What is being asked:
Gather each line of the entries below that includes "description".

-=-=-=-=-

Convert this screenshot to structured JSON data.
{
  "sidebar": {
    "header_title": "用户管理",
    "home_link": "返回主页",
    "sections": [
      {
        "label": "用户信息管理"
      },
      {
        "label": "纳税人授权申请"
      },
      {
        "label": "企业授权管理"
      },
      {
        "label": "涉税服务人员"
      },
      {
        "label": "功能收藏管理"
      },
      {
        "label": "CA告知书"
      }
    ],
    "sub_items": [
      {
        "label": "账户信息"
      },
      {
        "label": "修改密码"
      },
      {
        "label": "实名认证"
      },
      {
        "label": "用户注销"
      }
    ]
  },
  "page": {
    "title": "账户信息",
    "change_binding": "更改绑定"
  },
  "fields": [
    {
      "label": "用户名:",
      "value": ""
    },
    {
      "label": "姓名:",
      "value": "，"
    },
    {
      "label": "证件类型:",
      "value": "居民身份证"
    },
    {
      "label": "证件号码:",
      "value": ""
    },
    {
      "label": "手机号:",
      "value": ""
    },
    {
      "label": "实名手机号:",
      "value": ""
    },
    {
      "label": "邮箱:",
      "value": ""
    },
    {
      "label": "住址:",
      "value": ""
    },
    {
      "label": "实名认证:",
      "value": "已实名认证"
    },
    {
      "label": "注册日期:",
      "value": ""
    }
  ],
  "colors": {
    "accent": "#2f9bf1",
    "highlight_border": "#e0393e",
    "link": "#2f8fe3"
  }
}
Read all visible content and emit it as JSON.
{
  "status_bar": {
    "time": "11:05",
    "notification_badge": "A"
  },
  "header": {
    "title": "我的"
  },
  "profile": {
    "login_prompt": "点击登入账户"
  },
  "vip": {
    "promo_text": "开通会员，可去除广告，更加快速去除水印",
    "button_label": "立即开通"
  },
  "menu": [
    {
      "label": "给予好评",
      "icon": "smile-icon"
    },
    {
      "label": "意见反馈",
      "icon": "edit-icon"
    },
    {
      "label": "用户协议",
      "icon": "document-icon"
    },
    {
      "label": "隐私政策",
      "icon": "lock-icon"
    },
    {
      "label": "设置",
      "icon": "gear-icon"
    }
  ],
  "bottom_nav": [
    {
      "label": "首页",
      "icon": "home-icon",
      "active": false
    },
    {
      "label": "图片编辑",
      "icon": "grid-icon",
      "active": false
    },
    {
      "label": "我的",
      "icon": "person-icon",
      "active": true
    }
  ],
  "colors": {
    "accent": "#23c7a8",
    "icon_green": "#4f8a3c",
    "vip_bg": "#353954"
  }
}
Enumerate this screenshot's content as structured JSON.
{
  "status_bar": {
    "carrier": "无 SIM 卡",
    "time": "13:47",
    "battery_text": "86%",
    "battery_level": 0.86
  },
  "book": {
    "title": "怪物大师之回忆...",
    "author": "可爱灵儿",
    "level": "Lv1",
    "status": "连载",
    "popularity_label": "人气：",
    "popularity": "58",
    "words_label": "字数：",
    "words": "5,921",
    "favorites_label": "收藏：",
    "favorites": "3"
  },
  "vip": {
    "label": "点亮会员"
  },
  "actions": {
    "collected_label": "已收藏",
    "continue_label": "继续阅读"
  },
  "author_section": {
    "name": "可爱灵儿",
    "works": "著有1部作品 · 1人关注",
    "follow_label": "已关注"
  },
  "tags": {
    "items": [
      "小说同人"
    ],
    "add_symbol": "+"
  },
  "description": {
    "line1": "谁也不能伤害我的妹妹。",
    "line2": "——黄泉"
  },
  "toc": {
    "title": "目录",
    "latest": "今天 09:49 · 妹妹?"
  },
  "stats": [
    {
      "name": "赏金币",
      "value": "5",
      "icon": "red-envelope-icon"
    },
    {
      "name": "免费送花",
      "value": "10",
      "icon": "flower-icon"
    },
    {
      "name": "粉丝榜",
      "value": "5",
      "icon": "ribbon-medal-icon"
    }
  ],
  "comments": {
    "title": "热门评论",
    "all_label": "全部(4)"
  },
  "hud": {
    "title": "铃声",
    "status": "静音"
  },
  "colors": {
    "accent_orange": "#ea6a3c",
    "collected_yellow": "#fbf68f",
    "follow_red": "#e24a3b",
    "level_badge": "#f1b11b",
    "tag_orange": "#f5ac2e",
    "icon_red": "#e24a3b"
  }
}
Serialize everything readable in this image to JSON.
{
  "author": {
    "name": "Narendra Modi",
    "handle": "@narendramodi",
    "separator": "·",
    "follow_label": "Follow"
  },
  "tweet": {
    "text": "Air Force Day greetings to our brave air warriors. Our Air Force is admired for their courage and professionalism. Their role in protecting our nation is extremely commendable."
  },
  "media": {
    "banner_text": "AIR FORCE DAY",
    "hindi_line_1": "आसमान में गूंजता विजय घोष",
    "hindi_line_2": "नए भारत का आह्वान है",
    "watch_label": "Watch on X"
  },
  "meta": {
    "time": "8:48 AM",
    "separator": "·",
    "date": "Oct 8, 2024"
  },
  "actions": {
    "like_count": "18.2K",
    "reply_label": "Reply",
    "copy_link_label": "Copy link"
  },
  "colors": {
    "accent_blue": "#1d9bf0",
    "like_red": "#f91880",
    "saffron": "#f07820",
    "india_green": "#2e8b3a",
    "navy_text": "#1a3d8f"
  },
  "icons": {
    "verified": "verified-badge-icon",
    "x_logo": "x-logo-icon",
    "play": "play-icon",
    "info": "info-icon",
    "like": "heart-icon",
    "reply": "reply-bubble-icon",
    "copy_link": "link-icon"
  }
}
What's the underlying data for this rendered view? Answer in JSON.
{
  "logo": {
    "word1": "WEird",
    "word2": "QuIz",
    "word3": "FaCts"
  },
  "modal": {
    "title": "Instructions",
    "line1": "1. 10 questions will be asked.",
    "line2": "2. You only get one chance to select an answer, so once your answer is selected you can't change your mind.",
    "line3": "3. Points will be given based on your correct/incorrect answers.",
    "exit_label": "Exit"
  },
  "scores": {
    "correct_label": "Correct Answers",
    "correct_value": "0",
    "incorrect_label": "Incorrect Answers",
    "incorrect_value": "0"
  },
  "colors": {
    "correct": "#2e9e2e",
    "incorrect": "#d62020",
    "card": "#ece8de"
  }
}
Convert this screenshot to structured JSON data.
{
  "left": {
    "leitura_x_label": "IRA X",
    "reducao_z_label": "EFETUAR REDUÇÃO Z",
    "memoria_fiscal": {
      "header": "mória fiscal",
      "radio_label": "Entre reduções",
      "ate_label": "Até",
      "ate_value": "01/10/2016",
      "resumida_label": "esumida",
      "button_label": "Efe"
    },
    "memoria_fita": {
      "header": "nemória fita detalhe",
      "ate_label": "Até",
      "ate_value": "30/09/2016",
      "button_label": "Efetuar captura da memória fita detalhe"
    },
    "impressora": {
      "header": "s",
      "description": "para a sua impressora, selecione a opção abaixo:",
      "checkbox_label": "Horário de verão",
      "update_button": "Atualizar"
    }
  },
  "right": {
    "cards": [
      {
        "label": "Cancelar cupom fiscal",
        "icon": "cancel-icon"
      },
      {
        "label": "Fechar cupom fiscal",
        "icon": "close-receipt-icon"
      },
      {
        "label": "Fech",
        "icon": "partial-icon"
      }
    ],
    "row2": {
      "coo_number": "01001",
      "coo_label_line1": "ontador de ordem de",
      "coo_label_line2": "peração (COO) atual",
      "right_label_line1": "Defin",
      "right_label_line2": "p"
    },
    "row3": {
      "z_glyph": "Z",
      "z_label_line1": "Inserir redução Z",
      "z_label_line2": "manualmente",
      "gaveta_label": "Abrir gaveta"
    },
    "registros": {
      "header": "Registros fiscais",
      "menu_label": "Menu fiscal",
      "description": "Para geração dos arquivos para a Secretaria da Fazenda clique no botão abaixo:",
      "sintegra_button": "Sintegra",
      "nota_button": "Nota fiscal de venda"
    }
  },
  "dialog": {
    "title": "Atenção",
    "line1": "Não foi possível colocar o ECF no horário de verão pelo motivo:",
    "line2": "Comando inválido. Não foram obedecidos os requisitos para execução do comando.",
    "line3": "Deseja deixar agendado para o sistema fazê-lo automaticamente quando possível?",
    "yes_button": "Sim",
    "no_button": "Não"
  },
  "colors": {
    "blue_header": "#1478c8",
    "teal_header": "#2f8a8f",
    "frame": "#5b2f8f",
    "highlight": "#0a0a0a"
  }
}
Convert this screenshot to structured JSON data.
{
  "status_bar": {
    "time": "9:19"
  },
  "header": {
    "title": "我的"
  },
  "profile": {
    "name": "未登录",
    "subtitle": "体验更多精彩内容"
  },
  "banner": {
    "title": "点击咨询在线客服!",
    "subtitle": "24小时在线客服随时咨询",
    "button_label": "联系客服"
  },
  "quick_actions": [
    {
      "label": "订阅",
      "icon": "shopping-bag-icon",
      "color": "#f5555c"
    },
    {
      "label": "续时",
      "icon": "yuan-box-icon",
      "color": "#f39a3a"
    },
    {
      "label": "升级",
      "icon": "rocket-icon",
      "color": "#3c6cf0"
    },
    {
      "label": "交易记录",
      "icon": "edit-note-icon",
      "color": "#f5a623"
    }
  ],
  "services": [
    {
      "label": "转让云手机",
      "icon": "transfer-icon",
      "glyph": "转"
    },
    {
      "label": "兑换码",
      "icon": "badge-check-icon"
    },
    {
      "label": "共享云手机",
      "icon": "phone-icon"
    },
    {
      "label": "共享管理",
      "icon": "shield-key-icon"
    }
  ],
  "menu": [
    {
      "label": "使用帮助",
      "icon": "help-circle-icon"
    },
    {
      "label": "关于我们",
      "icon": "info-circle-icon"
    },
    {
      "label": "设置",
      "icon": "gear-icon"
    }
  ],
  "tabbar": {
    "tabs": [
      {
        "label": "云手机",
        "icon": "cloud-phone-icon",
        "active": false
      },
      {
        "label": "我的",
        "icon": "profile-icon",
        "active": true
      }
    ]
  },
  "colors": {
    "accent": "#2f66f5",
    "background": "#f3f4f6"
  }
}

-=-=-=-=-

Result of this exercise:
  "description": {
      "description": "para a sua impressora, selecione a opção abaixo:",
      "description": "Para geração dos arquivos para a Secretaria da Fazenda clique no botão abaixo:",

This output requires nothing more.